[Data about app and page elements]
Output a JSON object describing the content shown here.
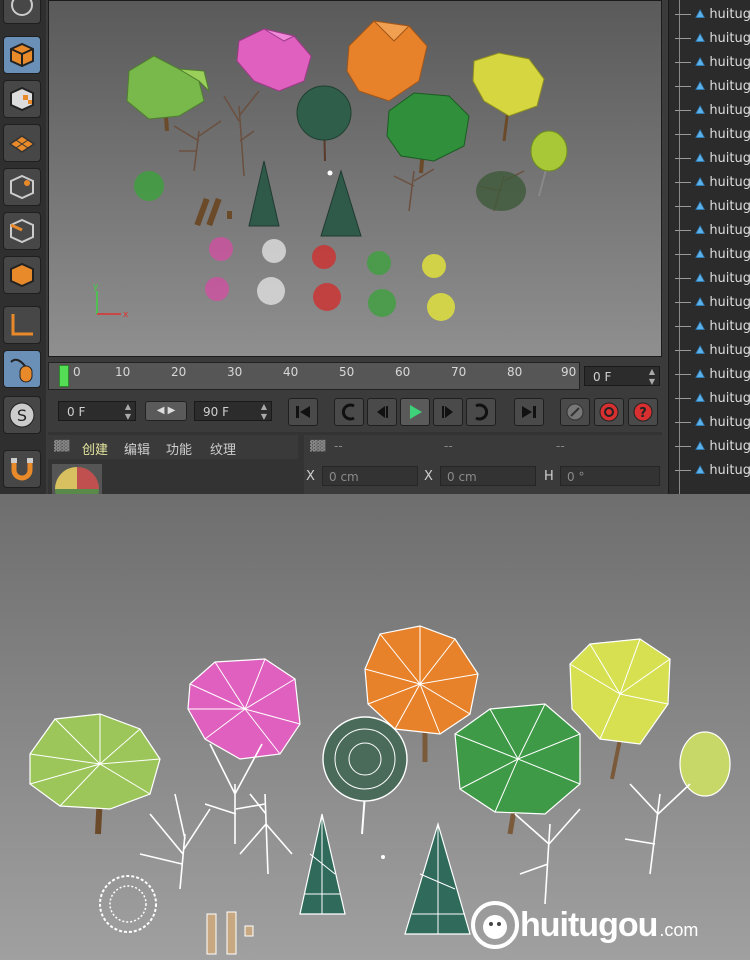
{
  "timeline": {
    "ticks": [
      "0",
      "10",
      "20",
      "30",
      "40",
      "50",
      "60",
      "70",
      "80",
      "90"
    ],
    "current_frame": "0 F"
  },
  "transport": {
    "start_frame": "0 F",
    "end_frame": "90 F"
  },
  "material_tabs": [
    "创建",
    "编辑",
    "功能",
    "纹理"
  ],
  "attributes": {
    "dashes": [
      "--",
      "--",
      "--"
    ],
    "x_label": "X",
    "x_value": "0 cm",
    "x2_label": "X",
    "x2_value": "0 cm",
    "h_label": "H",
    "h_value": "0 °"
  },
  "object_manager": {
    "items": [
      "huitug",
      "huitug",
      "huitug",
      "huitug",
      "huitug",
      "huitug",
      "huitug",
      "huitug",
      "huitug",
      "huitug",
      "huitug",
      "huitug",
      "huitug",
      "huitug",
      "huitug",
      "huitug",
      "huitug",
      "huitug",
      "huitug",
      "huitug"
    ]
  },
  "axis_labels": {
    "x": "x",
    "y": "y"
  },
  "watermark": {
    "brand": "huitugou",
    "suffix": ".com"
  },
  "colors": {
    "pink": "#e060c0",
    "orange": "#e8822a",
    "yellow": "#d6d640",
    "green_light": "#79b84a",
    "green_dark": "#2f8f3a",
    "teal": "#2f5f4a"
  }
}
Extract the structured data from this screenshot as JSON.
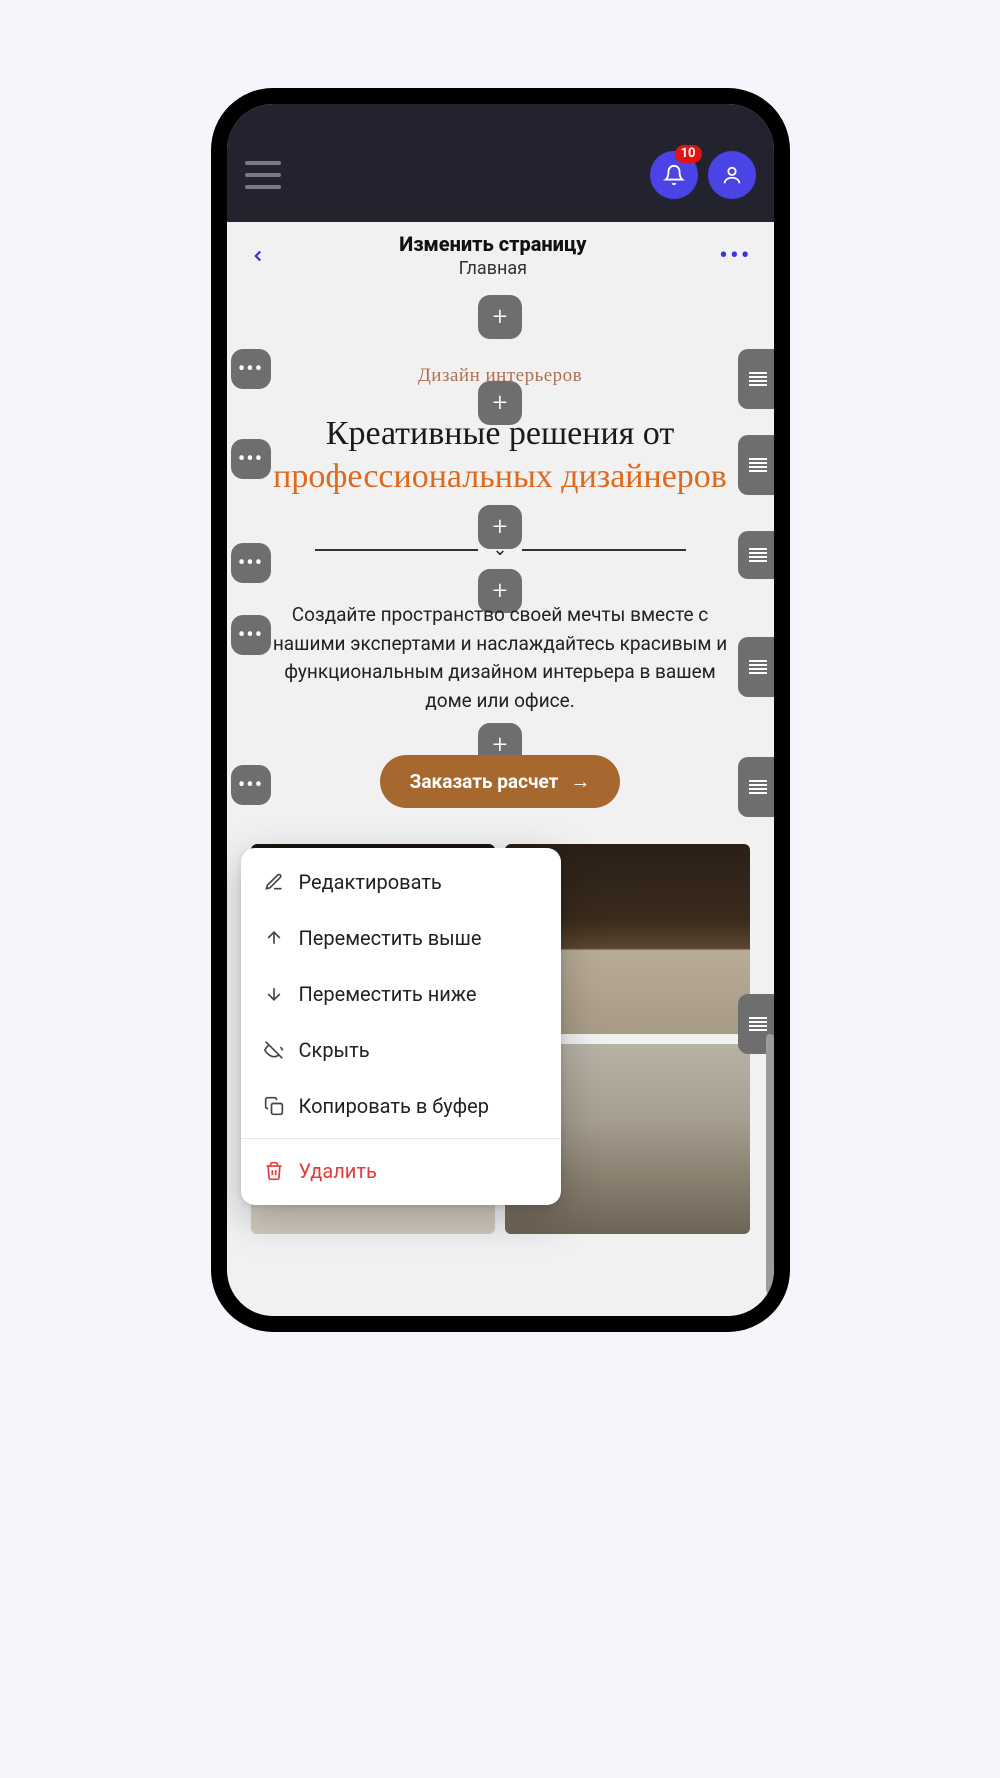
{
  "appbar": {
    "notification_count": "10"
  },
  "subheader": {
    "title": "Изменить страницу",
    "subtitle": "Главная"
  },
  "hero": {
    "eyebrow": "Дизайн интерьеров",
    "title_line1": "Креативные решения от",
    "title_line2": "профессиональных дизайнеров",
    "paragraph": "Создайте пространство своей мечты вместе с нашими экспертами и наслаждайтесь красивым и функциональным дизайном интерьера в вашем доме или офисе.",
    "cta_label": "Заказать расчет"
  },
  "context_menu": {
    "edit": "Редактировать",
    "move_up": "Переместить выше",
    "move_down": "Переместить ниже",
    "hide": "Скрыть",
    "copy": "Копировать в буфер",
    "delete": "Удалить"
  }
}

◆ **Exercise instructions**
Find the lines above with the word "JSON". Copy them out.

◆ **Answer box**
Output a JSON object describing the content shown here.
Extract the structured data from this screenshot as JSON.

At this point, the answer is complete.